Families receive cash windfall

Families receive cash windfall

Families feeling the pinch from the cost of living will receive some extra pocket money from the federal budget.

Treasurer Wayne Swan has announced the government will spread the benefits of the mining boom with a boost to the Family Tax Benefit Part A from July next year.

``We understand the pressures Australians face paying for electricity, housing, groceries, petrol or even a simple family outing,'' Mr Swan said.

An estimated 1.1 million families receiving the maximum amount will receive a windfall of $600 if they have two or more children and $300 if they have one child.

The 460,000 families receiving the base rate will pocket an extra $200 a year for two or more children and $100 for a single child.

The School Kids Bonus will be a paperwork-free payment that will give 1.3 million families assistance with education costs.

Families will receive $410 for primary school pupils and $820 for high school students.

The bonus replaces the education tax refund that required families to collect receipts.

Charity groups had hoped the government would increase the Newstart allowance by $50 a week to help jobseekers struggling under the poverty line.

The Gillard government rejected those calls because revenue is tight but welfare recipients will benefit from a new supplementary allowance.

The allowance will help people on Youth Allowance, Newstart and parenting payments with the cost of essential bills.

Singles will receive $210 a year and couples $350 in two instalments.

The first payment is March.

People who lose their jobs will also be able to access welfare payments faster with a doubling of the liquid asset test amount to $5000 for singles and $10,000 for families.

This means fewer people will have to run down their savings to become eligible for payments.

The government has reaffirmed its decision to make cuts to parenting payments to save $700 million.

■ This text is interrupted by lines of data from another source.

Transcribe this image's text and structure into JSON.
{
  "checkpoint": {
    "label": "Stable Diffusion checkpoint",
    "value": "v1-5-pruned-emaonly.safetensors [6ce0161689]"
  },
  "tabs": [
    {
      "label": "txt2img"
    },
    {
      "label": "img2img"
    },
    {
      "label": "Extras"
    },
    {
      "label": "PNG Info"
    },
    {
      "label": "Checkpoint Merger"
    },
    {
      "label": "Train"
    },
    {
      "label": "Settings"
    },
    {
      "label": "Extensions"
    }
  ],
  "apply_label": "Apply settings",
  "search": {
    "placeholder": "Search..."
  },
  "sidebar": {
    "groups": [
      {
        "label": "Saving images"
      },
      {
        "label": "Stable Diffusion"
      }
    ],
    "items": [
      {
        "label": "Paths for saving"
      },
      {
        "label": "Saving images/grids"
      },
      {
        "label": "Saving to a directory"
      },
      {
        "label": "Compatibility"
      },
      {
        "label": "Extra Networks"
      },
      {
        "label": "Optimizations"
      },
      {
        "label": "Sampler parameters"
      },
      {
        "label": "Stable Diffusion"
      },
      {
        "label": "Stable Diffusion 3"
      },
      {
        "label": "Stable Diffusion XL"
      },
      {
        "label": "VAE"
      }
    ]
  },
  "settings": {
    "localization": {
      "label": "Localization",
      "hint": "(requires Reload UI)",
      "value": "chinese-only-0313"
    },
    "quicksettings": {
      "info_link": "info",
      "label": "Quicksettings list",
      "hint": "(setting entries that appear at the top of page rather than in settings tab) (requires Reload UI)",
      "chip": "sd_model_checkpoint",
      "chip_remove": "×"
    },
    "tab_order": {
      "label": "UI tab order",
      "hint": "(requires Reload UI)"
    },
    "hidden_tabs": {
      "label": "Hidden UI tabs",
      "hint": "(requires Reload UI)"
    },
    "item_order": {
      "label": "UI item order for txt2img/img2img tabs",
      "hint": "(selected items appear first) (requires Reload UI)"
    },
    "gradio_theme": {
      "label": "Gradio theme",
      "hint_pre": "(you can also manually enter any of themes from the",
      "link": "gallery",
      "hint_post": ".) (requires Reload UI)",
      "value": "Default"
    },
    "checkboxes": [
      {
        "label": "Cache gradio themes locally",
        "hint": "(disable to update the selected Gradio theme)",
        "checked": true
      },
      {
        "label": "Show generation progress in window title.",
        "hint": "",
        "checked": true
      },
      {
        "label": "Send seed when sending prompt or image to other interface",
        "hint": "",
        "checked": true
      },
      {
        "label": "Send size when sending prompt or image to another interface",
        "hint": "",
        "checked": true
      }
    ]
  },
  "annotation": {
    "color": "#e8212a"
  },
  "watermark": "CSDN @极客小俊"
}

Parents will be able to transition to Newstart allowance and will stop receiving the payment when their youngest child turns six or if they are a single parent when their youngest turns eight.